- _App and web page records_
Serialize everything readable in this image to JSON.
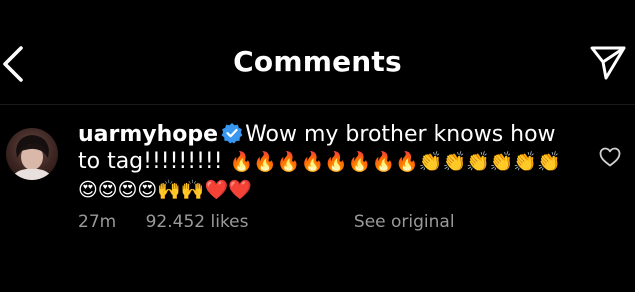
{
  "header": {
    "title": "Comments"
  },
  "comment": {
    "username": "uarmyhope",
    "text": "Wow my brother knows how to tag!!!!!!!!! ",
    "emojis": "🔥🔥🔥🔥🔥🔥🔥🔥👏👏👏👏👏👏😍😍😍😍🙌🙌❤️❤️",
    "time": "27m",
    "likes": "92.452 likes",
    "see_original": "See original"
  },
  "icons": {
    "back": "chevron-left-icon",
    "send": "paper-plane-icon",
    "verified": "verified-badge-icon",
    "like": "heart-outline-icon"
  },
  "colors": {
    "background": "#000000",
    "text": "#ffffff",
    "muted": "#9a9a9a",
    "verified": "#3897f0"
  }
}
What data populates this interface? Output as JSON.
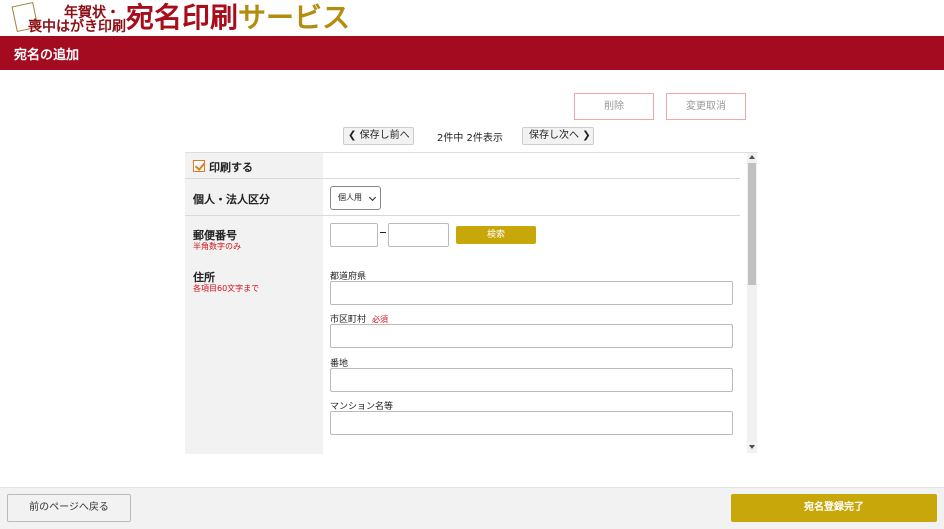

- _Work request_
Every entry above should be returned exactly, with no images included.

- _Exercise solution_
Serialize everything readable in this image to JSON.
{
  "header": {
    "title": "Comments"
  },
  "comment": {
    "username": "uarmyhope",
    "text": "Wow my brother knows how to tag!!!!!!!!! ",
    "emojis": "🔥🔥🔥🔥🔥🔥🔥🔥👏👏👏👏👏👏😍😍😍😍🙌🙌❤️❤️",
    "time": "27m",
    "likes": "92.452 likes",
    "see_original": "See original"
  },
  "icons": {
    "back": "chevron-left-icon",
    "send": "paper-plane-icon",
    "verified": "verified-badge-icon",
    "like": "heart-outline-icon"
  },
  "colors": {
    "background": "#000000",
    "text": "#ffffff",
    "muted": "#9a9a9a",
    "verified": "#3897f0"
  }
}
What data populates this interface? Output as JSON.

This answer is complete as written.